Who Are Asylum Seekers?
Asylum seekers are people present in the U.S. or at a port of entry and unable or unwilling to return to the country they left because of persecution (or a well-founded fear of persecution) based on race, religion, nationality, membership in a social group, or political opinion. For persons with no nationality, the country of nationality is considered to be the country in which the alien last habitually resided. Asylees are eligible to adjust to lawful permanent resident status after one year of continuous presence in the United States. These immigrants are limited to 10,000 adjustments per fiscal year.
Pending asylee status is an “authorized stay,” or permission to stay and work in the U.S.
- Once you apply for asylum and have pending asylee status, you no longer accumulate “unlawful presence” in the U.S.
- This status isn’t exchangeable with a green card, unfortunately. Once your pending asylee status is approved and one year of continuous presence in the U.S. has passed, you can adjust status to get a green card.
- Students can continue to attend school while an asylum case is pending.
- You can move within the U.S. as long as you promptly notify USCIS and Immigration Court of your move.
- You can apply for permission to travel outside the country.
Usually, defensive asylum cases -- when you apply with a deportation order already issued against you -- take much longer than affirmative asylum applications. If you have been waiting for 150 days or more without a decision, you can apply for employment authorization using Form I-765: Application for Employment Authorization.
The Misconception About Asylum Seekers
One of the most common misconceptions is that a person who came to the United States in some legal status (let’s say J1, F1 or B) can create a bridge in his/her legal status with an asylum application necessary for a successful employment-based application. I have to disappoint all those who believe that pending asylum application provides any “legal” status in the United States. It does not. All it provides is an “authorized stay”, permission to stay and at some point engage in employment in the United States. “Asylum pending” in fact is not a legal non-immigrant status necessary for effective change or extension of status, or adjustment of status when there is a gap between the priority date, first legal status and I 485 filing date.
So, let’s say Masha came on an F1 visa on January 1, 2020. Masha’s F1 status expired on June 1, 2020. On May 25, 2020, Masha filed for asylum. On January 1, 2022, while Masha’s asylum application was still pending, Masha found an employer ready to file for a green card. Masha was under impression that filing for asylum “saved” her “legal status” in the United States. In fact, it did not. For Masha to receive an employment-based green card, she would have to leave the United States and go to a consulate… in a country she was asking asylum from! (most likely).

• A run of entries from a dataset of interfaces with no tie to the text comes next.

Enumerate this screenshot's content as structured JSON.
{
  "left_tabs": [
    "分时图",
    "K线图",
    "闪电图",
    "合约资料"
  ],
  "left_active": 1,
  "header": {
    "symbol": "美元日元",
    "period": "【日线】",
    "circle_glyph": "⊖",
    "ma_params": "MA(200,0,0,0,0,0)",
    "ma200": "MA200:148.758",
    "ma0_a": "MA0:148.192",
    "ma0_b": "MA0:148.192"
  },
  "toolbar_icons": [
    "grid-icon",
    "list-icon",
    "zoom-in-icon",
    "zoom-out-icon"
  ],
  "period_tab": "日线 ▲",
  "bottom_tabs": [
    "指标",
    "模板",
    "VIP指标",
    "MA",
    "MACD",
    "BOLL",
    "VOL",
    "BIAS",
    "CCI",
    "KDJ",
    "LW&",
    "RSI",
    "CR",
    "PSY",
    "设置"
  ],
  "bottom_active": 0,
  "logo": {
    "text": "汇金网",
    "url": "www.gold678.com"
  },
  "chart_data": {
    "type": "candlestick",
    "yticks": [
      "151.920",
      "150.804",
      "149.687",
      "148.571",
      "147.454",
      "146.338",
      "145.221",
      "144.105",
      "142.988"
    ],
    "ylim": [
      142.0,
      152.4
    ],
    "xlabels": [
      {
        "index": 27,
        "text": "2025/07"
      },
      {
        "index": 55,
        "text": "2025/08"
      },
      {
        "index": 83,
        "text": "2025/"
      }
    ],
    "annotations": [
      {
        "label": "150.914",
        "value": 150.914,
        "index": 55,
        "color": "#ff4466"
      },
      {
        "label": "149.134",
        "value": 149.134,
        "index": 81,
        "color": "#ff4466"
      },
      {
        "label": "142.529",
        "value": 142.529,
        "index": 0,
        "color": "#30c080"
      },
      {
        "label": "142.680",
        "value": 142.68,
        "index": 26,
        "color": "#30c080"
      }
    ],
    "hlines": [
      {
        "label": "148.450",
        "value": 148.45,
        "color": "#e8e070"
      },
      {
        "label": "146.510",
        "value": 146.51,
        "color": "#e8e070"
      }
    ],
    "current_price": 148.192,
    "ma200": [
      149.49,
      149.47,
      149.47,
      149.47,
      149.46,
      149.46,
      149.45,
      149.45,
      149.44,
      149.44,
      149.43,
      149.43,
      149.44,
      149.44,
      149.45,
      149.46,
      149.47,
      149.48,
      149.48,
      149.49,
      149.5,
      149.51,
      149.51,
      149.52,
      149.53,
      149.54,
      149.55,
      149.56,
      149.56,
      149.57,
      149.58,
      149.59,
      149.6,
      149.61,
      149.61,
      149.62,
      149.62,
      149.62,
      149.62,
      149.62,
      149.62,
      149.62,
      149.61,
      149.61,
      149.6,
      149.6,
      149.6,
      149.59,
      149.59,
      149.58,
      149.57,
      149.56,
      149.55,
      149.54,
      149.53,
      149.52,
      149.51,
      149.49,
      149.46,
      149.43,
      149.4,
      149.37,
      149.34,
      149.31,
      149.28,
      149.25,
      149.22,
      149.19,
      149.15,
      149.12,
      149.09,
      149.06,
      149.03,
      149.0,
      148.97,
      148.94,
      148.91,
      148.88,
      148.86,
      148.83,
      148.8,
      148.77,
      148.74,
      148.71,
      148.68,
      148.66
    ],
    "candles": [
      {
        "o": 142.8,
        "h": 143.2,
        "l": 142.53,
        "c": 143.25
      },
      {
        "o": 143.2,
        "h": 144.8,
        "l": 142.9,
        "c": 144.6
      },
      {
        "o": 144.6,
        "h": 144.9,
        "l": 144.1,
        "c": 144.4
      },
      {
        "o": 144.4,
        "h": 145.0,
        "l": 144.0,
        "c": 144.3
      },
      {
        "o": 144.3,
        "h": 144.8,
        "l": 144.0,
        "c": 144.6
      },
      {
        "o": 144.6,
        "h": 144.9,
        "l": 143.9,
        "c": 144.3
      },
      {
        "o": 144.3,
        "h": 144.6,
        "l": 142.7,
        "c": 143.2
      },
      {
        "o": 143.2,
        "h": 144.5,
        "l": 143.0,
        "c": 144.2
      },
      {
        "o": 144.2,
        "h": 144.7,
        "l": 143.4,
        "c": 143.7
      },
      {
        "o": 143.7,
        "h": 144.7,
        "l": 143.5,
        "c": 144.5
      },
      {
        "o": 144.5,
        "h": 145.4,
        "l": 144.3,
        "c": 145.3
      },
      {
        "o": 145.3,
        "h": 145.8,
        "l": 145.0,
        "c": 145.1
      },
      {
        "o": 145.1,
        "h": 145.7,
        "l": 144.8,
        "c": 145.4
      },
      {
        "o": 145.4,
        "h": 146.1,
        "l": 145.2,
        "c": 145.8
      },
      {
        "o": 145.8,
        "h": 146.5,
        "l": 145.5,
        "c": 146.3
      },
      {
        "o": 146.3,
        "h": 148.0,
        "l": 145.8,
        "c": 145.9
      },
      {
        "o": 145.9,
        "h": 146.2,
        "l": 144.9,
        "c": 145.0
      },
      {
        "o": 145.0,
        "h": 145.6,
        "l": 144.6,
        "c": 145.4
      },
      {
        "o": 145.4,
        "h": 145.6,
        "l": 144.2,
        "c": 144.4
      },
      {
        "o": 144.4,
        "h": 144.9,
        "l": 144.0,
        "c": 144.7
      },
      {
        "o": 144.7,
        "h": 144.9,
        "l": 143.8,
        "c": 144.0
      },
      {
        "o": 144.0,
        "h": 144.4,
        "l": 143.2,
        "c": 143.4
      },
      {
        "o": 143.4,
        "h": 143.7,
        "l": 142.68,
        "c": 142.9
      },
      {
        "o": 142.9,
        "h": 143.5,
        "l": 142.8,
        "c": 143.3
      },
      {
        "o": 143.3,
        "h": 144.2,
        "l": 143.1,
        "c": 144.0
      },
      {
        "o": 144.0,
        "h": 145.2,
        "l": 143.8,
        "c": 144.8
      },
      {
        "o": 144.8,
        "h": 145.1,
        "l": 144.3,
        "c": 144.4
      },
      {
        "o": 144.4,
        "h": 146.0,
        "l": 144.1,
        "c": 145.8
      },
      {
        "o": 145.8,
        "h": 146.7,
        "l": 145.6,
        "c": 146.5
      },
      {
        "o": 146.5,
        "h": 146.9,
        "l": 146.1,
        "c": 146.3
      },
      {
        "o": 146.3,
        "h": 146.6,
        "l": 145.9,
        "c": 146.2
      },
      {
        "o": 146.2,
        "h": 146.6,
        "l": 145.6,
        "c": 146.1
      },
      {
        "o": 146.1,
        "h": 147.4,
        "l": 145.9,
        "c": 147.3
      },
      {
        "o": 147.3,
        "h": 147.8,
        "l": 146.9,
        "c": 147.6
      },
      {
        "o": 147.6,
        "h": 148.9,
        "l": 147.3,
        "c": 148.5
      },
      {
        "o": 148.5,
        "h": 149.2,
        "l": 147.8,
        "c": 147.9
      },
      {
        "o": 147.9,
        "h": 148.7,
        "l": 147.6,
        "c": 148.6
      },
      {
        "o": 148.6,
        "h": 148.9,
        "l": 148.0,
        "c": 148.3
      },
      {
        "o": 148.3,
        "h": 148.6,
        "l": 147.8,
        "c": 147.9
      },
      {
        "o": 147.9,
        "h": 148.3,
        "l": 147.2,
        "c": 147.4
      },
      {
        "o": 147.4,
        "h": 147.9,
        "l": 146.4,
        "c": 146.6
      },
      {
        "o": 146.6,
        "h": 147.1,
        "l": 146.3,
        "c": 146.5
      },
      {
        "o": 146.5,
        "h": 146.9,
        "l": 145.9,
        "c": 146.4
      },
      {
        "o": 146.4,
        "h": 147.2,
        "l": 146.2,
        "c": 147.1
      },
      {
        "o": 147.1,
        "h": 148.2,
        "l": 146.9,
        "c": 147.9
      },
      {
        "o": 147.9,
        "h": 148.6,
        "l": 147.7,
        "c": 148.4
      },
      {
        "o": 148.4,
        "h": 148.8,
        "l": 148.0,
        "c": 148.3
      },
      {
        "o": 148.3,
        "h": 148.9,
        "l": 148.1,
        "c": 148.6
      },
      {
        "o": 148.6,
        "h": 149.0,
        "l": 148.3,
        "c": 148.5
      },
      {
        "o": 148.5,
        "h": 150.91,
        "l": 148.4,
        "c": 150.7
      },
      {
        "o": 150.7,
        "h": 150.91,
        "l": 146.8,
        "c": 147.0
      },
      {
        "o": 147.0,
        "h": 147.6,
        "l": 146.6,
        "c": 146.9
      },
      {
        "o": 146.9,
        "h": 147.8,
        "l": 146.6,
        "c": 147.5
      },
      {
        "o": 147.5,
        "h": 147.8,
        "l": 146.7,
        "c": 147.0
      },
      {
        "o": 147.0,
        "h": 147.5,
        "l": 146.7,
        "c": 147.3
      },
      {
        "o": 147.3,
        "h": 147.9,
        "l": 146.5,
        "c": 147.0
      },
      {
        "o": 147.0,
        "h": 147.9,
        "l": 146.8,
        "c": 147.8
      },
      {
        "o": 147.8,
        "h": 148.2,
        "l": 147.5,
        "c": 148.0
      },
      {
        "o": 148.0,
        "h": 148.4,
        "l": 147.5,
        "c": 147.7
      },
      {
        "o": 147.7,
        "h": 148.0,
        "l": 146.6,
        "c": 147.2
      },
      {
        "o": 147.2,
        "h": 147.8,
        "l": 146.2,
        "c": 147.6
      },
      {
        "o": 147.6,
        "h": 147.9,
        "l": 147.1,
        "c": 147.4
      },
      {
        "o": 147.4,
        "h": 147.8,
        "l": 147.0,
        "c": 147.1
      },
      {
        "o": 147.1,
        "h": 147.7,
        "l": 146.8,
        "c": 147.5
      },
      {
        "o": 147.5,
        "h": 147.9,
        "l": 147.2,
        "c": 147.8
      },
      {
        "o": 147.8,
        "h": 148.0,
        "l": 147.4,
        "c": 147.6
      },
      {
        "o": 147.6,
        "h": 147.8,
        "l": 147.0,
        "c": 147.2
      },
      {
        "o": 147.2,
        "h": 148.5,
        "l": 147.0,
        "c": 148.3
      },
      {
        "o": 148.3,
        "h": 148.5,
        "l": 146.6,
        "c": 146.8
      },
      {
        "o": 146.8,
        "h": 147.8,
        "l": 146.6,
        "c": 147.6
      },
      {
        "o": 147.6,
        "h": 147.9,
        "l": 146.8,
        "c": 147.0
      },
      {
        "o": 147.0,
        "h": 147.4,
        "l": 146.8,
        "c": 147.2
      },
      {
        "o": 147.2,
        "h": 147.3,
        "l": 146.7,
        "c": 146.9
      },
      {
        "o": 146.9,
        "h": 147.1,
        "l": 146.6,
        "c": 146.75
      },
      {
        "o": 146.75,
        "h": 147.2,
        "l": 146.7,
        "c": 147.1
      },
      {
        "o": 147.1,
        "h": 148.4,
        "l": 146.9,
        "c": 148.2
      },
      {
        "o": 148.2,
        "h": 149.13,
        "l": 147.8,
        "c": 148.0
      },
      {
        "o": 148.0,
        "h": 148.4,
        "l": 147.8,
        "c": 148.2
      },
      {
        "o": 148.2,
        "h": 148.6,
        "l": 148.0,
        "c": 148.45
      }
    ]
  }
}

The only “positive” in this scenario is that since Masha’s F1 status expired on June 1, 2020, she did not accumulate unlawful presence from that date until her application is denied (if not granted), and she would not be subject 3/10 year bars of unlawful presence if she has to travel outside the United States.
Schedule for Asylum Applications
On December 26th, 2014, the USCIS Asylum Division began prioritizing asylum applications for interview scheduling as follows:
- First, applications that were scheduled for an interview, but the applicant requested a new interview date;
- Second, applications filed by children; and
- Third, all other pending affirmative asylum applications will be scheduled for interviews in the order they were received, with oldest cases scheduled first.
It can take USCIS longer than expected to process some affirmative asylum applications, and defensive asylum cases in Immigration Court can drag on for years. Taking such delays into account, people with pending asylum applications or cases who have been waiting for 150 days or more without a decision are allowed to apply for employment authorization.
Apply for Employment Authorization with the Form I-765
You can do this by submitting Form I-765, Application for Employment Authorization along with the receipt notice showing the date when your Form I-589, Application for Asylum and Withholding of Removal was received by either the Immigration Court or USCIS. However, keep in mind that actions that you have taken to delay the process – such as requesting a continuance of a hearing or rescheduling an interview – will “stop the clock” and might add additional days to the time by which you are able to apply for a work permit. The application, however, will not be granted until 180 days pass from the time the asylum application was accepted by USCIS. Those who are in removal proceedings and have pending asylum applications cannot file for advance parole but can file for work authorization.
What Can You Do While Your Asylum Case is Pending?
Since you are legally authorized to remain in the U.S. while your asylum case is pending, you should be able to attend higher education classes as well, though you might not be eligible for certain internship or work-study programs in which students in the U.S. on an F-1 student visa can participate. Also, it will be up to the college or university whether or not to grant you in-state tuition rates or to allow you to take courses for credit.
You can also move to another location within the U.S., but be sure to notify either USCIS or the Immigration Court of your change of address as soon as possible. This may also delay the processing of your application or case. If your case is in Immigration Court, you will also need to file a Motion to Change Venue if you are moving outside the jurisdiction of that Court. You should consult with an immigration attorney to help you do this.
Also, while an applicant for asylum is waiting for his/her interview, it is possible to apply for advance parole: permission to travel outside the country and return. Please note that it is still risky to do so, as advance parole does not guarantee an admission back to the United States.